Nine Millikin University students learned real-life lessons during winter break by immersing themselves in the culture of Harry Potter, a journey that included a visit to London to experience "The Making of Harry Potter" at Warner Bros. Studio – London, and a visit to Orlando, Fla., to see The Wizarding World of Harry Potter, a themed area spanning two theme parks at the Universal Orlando Resort.
Ngozi Onuora, Millikin assistant professor of education, and Molly Berry, director of the Office of Inclusion and Student Engagement, led the course for the first time as part of the January immersion curriculum.
Called "Mudbloods, Muggles & Misfits: Power & Prejudice in the Harry Potter Series," the class began meeting once a month starting in September 2015 to have discussions about the books and to draw connections with themes of power and prejudice. As part of their course studies, the students examined a current global issue of their choice and made a case for how its root cause was connected to power and prejudice.
Among the stops in London were Big Ben and Westminster Abbey. "The idea was not just talking about the books and connecting power and prejudice, but actually seeing the land that Harry Potter was imagined in, walking through the streets of London, and being immersed in the experienced," said Berry.
During their visit to Warner Bros.
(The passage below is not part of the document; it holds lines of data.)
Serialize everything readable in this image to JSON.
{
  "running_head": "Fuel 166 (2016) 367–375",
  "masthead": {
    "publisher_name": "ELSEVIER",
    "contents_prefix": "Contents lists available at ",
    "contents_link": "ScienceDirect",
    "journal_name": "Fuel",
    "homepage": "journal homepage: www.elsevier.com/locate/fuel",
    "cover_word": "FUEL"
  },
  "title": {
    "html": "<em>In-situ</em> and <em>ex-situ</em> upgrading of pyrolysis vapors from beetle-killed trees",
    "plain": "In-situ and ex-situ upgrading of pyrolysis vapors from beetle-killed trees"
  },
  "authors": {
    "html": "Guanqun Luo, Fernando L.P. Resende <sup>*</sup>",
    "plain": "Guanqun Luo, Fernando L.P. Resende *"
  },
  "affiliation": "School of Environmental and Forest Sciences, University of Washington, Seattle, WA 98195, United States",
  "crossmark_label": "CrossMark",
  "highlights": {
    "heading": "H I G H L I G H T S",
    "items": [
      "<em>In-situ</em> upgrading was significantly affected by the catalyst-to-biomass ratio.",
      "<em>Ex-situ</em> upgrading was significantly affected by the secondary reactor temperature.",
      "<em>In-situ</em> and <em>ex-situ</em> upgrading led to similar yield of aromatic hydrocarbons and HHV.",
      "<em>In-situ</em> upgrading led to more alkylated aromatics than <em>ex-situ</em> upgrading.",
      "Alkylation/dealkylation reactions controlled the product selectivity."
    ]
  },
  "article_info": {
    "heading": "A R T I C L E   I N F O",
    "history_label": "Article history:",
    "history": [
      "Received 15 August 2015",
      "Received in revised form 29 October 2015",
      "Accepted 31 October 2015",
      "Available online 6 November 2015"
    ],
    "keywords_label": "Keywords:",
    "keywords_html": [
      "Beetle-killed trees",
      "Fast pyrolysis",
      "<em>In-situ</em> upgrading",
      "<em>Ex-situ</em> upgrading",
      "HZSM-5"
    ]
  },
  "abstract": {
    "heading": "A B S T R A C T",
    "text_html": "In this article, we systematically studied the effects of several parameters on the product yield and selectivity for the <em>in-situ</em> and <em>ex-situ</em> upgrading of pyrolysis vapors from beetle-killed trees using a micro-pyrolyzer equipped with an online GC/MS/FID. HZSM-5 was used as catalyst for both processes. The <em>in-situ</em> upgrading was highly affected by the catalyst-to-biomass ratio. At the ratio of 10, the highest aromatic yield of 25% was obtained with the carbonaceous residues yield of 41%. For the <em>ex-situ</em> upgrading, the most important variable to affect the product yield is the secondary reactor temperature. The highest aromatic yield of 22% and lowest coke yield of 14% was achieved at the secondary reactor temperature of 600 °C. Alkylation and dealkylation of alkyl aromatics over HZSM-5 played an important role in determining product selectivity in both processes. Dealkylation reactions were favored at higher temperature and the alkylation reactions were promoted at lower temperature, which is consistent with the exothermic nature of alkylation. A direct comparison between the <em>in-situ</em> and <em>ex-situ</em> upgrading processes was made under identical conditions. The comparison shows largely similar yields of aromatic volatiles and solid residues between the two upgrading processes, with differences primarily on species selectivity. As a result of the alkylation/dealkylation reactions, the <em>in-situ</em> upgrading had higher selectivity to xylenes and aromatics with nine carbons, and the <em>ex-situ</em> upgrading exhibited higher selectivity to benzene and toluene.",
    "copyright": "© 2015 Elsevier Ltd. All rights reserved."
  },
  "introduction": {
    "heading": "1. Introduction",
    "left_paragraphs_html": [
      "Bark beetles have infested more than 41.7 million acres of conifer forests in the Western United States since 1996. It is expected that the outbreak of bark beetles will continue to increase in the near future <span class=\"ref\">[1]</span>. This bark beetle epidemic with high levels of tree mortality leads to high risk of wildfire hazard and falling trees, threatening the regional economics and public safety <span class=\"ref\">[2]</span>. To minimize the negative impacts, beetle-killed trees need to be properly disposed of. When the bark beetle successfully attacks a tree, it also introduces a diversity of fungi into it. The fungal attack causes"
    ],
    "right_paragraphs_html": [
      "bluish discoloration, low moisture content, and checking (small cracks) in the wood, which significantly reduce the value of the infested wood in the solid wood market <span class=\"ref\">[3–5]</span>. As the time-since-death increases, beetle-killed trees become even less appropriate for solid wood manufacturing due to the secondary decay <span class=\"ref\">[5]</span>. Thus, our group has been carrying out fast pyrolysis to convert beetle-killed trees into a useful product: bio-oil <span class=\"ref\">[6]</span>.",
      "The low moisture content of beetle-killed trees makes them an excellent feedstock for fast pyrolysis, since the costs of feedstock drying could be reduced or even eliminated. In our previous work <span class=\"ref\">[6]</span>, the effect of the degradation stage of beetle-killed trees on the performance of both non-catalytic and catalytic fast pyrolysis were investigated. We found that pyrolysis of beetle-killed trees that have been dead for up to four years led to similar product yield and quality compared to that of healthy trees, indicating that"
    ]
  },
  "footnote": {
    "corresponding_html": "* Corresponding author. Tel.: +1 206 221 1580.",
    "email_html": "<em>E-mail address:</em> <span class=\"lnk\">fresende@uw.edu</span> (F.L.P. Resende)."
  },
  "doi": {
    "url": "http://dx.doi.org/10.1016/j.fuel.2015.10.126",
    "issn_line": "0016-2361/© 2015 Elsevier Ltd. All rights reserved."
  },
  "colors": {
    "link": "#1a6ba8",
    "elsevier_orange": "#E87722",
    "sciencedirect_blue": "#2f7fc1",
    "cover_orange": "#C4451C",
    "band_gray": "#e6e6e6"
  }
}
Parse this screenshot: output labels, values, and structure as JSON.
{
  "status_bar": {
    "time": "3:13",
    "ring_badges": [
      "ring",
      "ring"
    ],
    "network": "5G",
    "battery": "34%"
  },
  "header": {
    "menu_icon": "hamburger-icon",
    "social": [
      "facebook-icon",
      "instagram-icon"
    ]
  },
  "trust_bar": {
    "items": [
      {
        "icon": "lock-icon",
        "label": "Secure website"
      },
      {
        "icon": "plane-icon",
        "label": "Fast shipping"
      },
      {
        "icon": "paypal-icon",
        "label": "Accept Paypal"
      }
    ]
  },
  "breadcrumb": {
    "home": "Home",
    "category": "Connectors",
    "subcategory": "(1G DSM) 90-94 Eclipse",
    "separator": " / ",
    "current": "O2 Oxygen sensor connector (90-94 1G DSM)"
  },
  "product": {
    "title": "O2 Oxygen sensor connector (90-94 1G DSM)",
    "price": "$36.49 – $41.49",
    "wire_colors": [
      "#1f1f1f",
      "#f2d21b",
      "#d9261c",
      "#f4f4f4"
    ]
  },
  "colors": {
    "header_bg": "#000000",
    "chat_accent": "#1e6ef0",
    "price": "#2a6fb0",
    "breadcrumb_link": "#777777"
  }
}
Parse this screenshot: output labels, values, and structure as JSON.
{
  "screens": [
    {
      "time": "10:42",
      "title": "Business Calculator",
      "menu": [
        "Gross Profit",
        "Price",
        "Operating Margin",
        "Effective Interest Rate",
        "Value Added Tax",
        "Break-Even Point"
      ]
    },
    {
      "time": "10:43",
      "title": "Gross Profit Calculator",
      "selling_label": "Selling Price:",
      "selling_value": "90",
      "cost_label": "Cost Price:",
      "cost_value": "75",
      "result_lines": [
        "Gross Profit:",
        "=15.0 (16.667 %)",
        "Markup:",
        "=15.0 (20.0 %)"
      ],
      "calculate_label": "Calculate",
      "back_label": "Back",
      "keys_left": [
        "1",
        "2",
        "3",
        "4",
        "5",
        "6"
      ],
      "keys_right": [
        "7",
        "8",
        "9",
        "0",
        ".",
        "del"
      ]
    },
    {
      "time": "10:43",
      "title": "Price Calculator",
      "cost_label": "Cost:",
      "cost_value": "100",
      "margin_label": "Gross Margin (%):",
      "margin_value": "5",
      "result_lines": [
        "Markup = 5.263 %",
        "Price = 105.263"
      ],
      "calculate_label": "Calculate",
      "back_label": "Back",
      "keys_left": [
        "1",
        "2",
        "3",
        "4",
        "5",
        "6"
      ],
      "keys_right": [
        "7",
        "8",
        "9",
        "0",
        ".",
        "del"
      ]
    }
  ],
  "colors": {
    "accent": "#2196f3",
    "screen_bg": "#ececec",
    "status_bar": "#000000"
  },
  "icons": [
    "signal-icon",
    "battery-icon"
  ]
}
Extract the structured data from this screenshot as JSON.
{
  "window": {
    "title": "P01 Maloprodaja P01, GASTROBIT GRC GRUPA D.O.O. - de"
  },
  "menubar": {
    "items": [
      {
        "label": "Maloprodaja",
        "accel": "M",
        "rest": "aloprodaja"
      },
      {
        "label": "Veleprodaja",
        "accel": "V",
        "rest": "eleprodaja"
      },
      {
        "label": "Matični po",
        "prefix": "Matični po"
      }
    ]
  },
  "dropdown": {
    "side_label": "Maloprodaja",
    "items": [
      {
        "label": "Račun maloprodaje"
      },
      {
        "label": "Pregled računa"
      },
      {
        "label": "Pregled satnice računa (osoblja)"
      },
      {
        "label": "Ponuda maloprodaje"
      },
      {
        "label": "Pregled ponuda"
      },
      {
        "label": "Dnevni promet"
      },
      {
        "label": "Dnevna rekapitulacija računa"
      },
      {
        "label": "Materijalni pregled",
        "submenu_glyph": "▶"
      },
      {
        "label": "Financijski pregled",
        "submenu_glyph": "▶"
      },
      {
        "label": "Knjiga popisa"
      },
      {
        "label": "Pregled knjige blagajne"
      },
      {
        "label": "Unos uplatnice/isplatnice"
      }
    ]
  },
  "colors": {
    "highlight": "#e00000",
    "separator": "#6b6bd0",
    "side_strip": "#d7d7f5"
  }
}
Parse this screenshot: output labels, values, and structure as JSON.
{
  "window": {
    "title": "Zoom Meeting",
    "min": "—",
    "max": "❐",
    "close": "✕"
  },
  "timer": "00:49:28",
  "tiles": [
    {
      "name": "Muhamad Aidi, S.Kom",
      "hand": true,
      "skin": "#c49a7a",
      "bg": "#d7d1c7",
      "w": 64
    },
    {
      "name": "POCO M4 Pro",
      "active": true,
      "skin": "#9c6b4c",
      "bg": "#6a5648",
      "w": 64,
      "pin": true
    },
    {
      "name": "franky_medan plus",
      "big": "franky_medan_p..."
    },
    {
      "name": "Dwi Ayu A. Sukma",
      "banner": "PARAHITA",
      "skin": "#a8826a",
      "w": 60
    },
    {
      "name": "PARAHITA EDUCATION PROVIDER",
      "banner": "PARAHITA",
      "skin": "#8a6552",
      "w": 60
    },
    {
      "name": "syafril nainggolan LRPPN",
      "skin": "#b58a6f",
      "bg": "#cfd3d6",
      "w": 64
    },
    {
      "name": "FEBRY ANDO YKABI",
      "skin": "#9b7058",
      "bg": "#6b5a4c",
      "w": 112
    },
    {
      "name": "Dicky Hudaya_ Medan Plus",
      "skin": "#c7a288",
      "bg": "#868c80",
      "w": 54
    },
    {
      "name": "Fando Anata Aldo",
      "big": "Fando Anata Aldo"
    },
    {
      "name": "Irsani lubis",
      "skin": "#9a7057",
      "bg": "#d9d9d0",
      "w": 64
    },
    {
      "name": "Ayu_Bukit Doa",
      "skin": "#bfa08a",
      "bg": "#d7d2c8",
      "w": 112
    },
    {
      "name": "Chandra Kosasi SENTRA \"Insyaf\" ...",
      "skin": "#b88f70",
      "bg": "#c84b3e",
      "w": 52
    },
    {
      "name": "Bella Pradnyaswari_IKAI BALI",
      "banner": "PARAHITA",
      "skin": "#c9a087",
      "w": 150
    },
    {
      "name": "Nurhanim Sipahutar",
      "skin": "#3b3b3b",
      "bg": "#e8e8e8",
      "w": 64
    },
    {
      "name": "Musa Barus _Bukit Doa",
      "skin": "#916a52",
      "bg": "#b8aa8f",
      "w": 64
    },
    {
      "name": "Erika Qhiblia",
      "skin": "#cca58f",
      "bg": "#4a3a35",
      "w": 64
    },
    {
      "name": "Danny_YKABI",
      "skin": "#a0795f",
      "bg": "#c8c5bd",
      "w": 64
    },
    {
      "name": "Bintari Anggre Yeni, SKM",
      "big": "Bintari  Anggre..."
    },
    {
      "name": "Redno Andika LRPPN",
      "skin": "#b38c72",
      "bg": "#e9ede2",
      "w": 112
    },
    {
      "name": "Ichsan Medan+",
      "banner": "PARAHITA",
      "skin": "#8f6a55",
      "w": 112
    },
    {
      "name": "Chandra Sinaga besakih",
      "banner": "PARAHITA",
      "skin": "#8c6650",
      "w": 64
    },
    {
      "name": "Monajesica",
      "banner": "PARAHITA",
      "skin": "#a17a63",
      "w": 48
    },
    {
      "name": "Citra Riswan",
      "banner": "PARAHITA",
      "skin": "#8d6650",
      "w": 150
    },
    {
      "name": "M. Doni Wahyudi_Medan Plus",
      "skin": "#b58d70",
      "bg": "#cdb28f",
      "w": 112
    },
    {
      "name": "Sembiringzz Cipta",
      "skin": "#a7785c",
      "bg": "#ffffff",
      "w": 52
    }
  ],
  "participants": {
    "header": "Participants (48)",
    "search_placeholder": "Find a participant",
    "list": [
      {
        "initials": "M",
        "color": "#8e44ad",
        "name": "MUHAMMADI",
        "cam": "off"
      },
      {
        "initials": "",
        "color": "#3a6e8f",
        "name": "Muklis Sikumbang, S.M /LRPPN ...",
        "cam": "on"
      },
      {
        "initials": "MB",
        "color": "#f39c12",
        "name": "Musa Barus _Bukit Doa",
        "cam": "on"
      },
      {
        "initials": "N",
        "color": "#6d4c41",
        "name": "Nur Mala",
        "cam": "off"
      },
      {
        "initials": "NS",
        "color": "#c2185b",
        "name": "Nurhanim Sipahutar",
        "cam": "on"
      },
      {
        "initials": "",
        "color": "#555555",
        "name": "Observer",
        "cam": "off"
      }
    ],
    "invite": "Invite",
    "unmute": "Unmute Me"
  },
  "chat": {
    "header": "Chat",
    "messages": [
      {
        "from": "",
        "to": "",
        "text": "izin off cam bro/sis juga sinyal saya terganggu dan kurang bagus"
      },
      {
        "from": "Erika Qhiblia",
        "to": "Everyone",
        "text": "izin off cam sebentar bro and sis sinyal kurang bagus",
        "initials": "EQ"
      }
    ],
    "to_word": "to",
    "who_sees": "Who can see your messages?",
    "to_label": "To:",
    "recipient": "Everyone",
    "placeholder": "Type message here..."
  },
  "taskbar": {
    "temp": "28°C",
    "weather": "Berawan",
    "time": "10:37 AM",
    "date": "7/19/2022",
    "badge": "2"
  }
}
Studio, Cortez C'airra, a junior biology major from Alsip, Ill., said she "was able to feel the powerful energy of years of hard work and dedication throughout the building. Being able to see every single detail and piece of work put into the films was just the greatest experience."
Each student created a blog to share their views on how power and prejudice are portrayed in the Harry Potter series. The students also reflected on how the themes of power and prejudice affect them and what their responsibilities as democratic citizens in a global environment should be in similar situations in the real world.
Onuora noted, "What we wanted to do was a global studies class and move the students outside of their neighborhood, outside of what was happening in America, and look at power and prejudice and issues that were more global. The key is making the connection from what's happening in the books to what's happening in the world."
Click here to read more about the Harry Potter immersion course in an article from the Herald & Review.